I continued to walk around the general area and began to notice small-ish lumps of earth with trees grouping out, and I knew that mound was not meant to be there. As terrible as it was, leaving and reflecting I found a certain beauty in the area. The concept of from dust to dust seemed embodies in the grave. In life these people were tortured and persecuted [to put it lightly] but in death they became part of the earthy. Mother Earth came back for her children, and now the area stands as a place to honor and to remember, where their lives live on in each tree, each leaf, each blade of grass. I think that if I can think about it like that somehow these people have found peace. I may not be religious, but I still find incredible value in the concept or idea of an afterlife, entity, or even some sort of universal energy which was thrown off upon mankind's greatest evil.
So many places that we have been to I feel like something is off. Something about the area is just wrong, as though the injustices still bleed from the very earth. Here, however? Here there was certain peace in the air, a promise of sorts. A promise of change and hope.
On a lighter note, Krakow is beautiful. The design of the buildings was a mix of simple German-esc, and complex Corinthian-style design. Churches and synagogues towered into the sky, the streets rang with life, trees swayed and welcomed visitors from all over the world. For lunch we were allowed to wander in groups, making new friends and hanging out with the old. We got vegan food as a small group [best wrap I have EVER tasted, vegan or otherwise], went to market, entered the church, and explored the surrounding area. The market was abound with amber products, tourist traps, and wonderful jewelry. The church had the most wonderful complex interior, with endless ceilings, multiple altar rooms, and magnificent icons. Almost everything was covered in some sort of gold finish, bouncing light around the large cavern.
Turns out, both the Jews and the Catholic/Christians remained fairly open minded about learning and being exposed to a different belief system.
Walking around the sun began to fall and the sky was strewn with memorizing pinks and blue, streaks of purple highlight a brilliant full moon, hanging proudly over a carefully constructed castle. It was a sight worth seeing.
She said "For once I felt as though I really did belong". She is Jewish, and she told me about how the Jewish community is fairly sparse, hidden, even suppressed back in Boston. Here, within the place that used to murder Jews, she felt as though she belonged. Incredible work has been done to restore Jewish culture to Poland, and it has been paying off. In the span of a few hours, I learned more about Judaism than all 16 years of living. Something about that just isn't right. Celebrating Jewish culture and heritage is often overlooked and devalued, but here In Poland it is celebrated and on an upward track to restoration.

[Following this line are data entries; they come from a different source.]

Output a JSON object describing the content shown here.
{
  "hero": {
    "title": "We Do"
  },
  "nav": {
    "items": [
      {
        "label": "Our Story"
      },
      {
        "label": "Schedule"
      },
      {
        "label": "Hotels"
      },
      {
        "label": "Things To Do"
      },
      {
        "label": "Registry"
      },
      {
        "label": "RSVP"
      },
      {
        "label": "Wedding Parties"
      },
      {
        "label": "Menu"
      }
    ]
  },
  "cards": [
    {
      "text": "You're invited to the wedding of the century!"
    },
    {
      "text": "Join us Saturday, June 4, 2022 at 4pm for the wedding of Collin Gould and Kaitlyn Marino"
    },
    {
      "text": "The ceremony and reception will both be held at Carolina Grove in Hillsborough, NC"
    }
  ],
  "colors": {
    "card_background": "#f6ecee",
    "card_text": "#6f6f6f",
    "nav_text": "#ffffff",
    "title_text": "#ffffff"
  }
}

Auschwitz! Great...No one is particularly excited for tomorrow. It is more nerves and anxiety, where each of us has a different interpretation and set of expectations for the camp. From what I understand it is museum-esc with information boards and whatnot. It's terrifying. Auschwitz is right there, across the street, and tomorrow we take on something none of us ever imagined. The new day holds new adventures, and an extreme need for the comforts we can find in each others presence.